FBI's latest crime report, for the first half of 2009, shows America is a less violent place even though ownership of guns has surged. Deterrent effect may have a role, but others see no correlation.
So, some say more guns produces a deterrent effect and therefore we have less crime and another group says there's no correlation. I think I'll number myself in the second group, but I must admit this is good stuff for the pro-gun folks. It is exactly what they predicted.
Pro-gun groups jumped at the FBI report, saying it disproves a long-running theory posited by gun-control groups and many in the mainstream media that gun ownership spawns crime and violence. “Anti-gunners have lost another one of their baseless arguments,” Alan Gottlieb, founder of the Second Amendment Foundation.

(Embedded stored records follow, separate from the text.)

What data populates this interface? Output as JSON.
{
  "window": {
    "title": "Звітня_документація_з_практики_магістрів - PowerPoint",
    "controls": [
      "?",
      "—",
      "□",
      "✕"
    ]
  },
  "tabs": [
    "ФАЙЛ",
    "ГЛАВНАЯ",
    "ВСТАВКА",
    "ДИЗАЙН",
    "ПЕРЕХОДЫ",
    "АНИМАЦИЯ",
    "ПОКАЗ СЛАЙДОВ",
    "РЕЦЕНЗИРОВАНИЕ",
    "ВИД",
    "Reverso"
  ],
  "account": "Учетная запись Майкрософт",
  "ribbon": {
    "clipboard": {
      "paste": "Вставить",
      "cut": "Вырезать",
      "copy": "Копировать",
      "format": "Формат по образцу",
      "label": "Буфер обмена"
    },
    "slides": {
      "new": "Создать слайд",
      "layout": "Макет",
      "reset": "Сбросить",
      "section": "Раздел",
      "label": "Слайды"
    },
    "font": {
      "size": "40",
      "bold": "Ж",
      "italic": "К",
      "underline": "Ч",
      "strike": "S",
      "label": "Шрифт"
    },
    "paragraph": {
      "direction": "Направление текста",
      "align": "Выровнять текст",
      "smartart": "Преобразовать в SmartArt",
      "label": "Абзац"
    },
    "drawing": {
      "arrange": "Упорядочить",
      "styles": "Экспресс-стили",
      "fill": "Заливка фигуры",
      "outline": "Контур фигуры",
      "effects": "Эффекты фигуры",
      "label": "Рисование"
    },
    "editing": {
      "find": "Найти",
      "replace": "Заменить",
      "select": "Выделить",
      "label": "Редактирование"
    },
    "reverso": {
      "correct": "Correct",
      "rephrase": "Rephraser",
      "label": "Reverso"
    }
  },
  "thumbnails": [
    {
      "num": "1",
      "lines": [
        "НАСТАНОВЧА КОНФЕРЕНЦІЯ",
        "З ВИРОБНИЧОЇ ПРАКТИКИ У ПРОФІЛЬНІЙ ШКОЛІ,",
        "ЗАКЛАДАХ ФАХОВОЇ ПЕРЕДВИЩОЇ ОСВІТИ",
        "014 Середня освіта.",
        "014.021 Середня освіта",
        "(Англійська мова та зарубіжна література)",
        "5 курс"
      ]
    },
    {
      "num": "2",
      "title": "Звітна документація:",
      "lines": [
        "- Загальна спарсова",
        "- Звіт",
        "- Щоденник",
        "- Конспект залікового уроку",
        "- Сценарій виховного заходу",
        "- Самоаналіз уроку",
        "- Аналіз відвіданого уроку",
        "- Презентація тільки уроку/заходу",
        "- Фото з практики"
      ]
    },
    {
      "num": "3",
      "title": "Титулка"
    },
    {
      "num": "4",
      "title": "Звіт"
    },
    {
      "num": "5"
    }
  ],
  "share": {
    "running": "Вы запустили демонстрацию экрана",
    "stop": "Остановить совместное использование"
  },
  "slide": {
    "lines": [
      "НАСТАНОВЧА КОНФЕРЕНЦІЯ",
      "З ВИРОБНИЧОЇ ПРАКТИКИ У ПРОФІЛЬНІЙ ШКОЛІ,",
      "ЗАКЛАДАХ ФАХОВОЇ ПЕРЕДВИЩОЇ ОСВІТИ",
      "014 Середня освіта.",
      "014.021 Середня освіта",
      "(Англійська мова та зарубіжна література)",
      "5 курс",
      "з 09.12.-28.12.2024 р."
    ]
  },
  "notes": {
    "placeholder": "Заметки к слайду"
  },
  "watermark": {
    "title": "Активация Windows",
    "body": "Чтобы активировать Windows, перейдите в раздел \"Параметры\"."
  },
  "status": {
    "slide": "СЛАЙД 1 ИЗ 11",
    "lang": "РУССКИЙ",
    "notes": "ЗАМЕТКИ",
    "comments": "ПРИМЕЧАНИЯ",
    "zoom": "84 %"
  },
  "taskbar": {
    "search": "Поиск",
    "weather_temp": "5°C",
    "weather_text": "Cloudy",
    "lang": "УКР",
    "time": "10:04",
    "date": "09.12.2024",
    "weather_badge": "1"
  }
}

Well, of course Mr. Gottlieb would say that. But isn't it a bit premature to draw such conclusions? Aren't there any number of other factors involved in something as sweeping as crime stats?
The debate over whether guns spur or deter crime has been under way for decades. So far, research has come out with, in essence, a net-zero correlation between gun sales and crime rates. More likely factors for the crime rate decline have to do with Americans hunkering down, spending less time out on the town with cash in their pockets and more time at home with the porch lights on, experts say. So-called "smart policing" that focuses specifically on repeat offenders and troubled areas could also be playing a role, as could extended unemployment benefits that staved off desperation.
So there you have a couple of viable factors, including the economy, which some say would add to the crime rate. This article points out how that can work in reverse. Of course, the way the police do their job, which hopefully is always improving, would have a positive effect too.
One of the ideas mentioned was the fact that this debate has been under way for decades. Any six-month change has to be watched for a while to determine if it's nothing more than a temporary fluctuation. So, let's keep watching, by all means.
What's your opinion? Is the first-half-of-2009 stats an indication that more guns equals less crime? Do you think this is the beginning of the end for the gun control argument that guns are a major part of the problem?
What's your opinion? Please leave a comment.